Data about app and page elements
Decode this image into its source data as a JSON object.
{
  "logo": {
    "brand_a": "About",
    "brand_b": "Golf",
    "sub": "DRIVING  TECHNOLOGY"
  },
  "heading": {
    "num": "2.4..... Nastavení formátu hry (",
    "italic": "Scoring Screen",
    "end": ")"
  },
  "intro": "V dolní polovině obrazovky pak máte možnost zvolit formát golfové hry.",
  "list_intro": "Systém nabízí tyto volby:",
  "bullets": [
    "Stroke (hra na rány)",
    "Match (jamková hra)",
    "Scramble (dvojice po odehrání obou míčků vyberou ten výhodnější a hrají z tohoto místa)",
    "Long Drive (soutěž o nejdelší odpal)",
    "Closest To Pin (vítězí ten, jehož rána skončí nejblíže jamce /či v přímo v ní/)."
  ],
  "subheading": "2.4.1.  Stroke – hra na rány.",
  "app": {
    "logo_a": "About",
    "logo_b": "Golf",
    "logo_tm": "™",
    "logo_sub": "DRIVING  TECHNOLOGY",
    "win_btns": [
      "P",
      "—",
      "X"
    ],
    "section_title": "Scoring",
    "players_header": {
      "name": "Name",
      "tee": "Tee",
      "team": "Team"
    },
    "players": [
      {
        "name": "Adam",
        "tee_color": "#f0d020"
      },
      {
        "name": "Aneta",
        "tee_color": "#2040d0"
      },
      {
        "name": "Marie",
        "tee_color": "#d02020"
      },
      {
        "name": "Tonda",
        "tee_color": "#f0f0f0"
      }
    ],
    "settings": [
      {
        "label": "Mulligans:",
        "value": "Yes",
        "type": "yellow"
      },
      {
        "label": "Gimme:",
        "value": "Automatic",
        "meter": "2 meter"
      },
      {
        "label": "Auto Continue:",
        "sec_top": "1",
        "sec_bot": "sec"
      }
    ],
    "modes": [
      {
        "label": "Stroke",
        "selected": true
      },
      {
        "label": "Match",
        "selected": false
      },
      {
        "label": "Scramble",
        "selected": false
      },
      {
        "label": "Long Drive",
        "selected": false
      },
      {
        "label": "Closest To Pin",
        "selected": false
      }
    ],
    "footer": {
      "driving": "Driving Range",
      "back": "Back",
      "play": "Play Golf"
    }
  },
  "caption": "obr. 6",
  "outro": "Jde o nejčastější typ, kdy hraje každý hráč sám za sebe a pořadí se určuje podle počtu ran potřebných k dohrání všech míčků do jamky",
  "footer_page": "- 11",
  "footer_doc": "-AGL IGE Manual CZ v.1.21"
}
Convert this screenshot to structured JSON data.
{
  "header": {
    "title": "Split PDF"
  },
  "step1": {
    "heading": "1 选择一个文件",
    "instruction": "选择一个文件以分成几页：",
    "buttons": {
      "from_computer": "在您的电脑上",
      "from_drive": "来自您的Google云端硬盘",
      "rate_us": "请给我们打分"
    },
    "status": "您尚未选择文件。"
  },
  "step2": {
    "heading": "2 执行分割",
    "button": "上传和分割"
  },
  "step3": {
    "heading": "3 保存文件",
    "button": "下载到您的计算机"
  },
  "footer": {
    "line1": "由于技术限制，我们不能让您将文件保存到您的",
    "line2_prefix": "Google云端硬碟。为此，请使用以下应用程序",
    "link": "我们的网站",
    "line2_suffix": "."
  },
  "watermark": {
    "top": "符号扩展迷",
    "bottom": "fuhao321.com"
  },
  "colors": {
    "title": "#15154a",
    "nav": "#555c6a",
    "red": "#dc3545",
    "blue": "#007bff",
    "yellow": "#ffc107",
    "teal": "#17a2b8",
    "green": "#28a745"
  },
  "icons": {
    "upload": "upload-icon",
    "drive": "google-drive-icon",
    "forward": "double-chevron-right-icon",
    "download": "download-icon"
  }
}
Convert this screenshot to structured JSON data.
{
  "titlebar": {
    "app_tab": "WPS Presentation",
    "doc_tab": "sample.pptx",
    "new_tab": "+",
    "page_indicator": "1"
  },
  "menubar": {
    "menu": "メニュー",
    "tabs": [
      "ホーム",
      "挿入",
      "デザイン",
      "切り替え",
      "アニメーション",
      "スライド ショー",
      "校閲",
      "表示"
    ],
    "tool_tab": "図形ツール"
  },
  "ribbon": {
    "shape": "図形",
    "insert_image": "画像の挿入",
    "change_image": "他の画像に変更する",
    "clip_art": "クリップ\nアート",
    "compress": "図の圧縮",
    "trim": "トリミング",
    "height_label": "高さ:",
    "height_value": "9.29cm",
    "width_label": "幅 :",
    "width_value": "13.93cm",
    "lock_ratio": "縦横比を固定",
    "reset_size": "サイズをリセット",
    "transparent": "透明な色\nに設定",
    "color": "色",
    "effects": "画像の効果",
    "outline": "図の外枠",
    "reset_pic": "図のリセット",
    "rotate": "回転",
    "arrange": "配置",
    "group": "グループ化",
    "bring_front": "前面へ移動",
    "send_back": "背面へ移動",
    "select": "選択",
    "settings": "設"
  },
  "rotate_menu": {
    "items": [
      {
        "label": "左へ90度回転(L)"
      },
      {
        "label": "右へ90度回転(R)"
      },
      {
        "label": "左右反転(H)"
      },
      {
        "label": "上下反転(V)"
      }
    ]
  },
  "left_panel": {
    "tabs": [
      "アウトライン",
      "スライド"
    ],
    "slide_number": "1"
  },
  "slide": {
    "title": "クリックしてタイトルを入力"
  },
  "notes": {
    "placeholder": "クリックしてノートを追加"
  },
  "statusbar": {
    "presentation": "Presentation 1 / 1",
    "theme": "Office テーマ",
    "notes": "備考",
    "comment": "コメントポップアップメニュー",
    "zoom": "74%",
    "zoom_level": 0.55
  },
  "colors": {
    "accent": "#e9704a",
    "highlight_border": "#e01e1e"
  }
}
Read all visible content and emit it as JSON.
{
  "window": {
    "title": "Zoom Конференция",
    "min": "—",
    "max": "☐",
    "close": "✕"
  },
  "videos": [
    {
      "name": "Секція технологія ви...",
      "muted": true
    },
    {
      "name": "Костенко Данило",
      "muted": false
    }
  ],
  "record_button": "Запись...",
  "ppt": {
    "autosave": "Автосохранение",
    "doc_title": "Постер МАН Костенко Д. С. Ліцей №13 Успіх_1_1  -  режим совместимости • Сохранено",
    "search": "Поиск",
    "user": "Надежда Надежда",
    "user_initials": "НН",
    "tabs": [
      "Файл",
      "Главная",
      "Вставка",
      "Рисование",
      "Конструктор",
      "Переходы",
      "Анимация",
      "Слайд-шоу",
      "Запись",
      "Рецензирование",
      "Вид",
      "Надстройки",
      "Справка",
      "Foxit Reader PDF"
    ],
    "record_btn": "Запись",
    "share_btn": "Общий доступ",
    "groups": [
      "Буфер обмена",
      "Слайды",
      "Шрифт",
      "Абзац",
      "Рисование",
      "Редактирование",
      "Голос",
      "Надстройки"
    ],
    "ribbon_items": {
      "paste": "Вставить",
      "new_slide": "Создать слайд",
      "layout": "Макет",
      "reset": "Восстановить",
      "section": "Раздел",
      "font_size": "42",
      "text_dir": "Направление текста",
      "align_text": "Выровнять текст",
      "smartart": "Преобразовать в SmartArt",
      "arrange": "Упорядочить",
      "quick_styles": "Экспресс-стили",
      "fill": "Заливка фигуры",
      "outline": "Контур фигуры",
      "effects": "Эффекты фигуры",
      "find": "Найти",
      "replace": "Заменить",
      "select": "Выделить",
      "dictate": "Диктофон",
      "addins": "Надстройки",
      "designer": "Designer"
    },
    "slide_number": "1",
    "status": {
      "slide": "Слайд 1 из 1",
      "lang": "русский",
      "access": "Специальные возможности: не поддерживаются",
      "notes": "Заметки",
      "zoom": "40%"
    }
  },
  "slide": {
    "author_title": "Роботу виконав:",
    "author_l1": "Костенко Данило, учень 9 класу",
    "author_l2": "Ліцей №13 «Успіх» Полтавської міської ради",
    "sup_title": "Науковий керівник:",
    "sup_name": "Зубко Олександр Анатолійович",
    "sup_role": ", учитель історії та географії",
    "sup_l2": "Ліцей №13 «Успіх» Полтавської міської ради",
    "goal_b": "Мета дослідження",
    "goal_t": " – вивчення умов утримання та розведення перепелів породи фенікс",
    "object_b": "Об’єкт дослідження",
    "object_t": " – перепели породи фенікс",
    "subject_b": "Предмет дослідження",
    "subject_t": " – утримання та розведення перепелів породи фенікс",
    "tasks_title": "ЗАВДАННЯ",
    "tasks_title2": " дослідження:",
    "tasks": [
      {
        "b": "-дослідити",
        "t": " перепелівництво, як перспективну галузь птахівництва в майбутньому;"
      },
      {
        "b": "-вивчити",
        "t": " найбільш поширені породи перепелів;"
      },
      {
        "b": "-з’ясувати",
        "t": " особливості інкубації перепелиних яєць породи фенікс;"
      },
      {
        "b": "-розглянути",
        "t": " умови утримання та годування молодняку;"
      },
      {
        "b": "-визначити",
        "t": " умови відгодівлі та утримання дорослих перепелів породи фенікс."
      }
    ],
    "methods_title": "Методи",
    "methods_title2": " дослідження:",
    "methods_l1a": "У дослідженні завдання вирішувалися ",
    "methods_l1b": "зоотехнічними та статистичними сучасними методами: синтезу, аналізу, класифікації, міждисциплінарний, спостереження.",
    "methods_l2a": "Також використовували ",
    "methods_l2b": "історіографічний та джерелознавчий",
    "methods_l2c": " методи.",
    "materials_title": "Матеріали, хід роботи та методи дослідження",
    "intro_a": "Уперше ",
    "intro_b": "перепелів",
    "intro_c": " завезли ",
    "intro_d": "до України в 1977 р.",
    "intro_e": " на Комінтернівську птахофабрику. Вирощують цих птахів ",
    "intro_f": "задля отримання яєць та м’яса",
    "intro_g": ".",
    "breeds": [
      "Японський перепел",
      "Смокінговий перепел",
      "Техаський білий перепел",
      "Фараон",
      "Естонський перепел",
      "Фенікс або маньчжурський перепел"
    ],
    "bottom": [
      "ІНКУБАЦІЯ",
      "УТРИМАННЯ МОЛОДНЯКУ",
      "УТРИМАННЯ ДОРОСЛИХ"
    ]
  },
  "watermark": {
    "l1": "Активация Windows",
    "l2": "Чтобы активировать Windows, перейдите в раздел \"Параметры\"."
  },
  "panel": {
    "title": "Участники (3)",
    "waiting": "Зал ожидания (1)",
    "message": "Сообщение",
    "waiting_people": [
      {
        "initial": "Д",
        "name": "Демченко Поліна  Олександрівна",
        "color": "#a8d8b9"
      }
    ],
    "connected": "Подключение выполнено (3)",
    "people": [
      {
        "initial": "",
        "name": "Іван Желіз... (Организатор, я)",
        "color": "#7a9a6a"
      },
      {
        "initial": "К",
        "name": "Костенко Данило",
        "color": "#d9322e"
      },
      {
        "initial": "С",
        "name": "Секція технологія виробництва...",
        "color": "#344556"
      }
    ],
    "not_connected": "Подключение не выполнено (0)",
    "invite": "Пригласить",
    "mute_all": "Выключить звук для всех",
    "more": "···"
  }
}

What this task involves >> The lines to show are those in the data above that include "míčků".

Output of the exercise >>
    "Scramble (dvojice po odehrání obou míčků vyberou ten výhodnější a hrají z tohoto místa)",
  "outro": "Jde o nejčastější typ, kdy hraje každý hráč sám za sebe a pořadí se určuje podle počtu ran potřebných k dohrání všech míčků do jamky",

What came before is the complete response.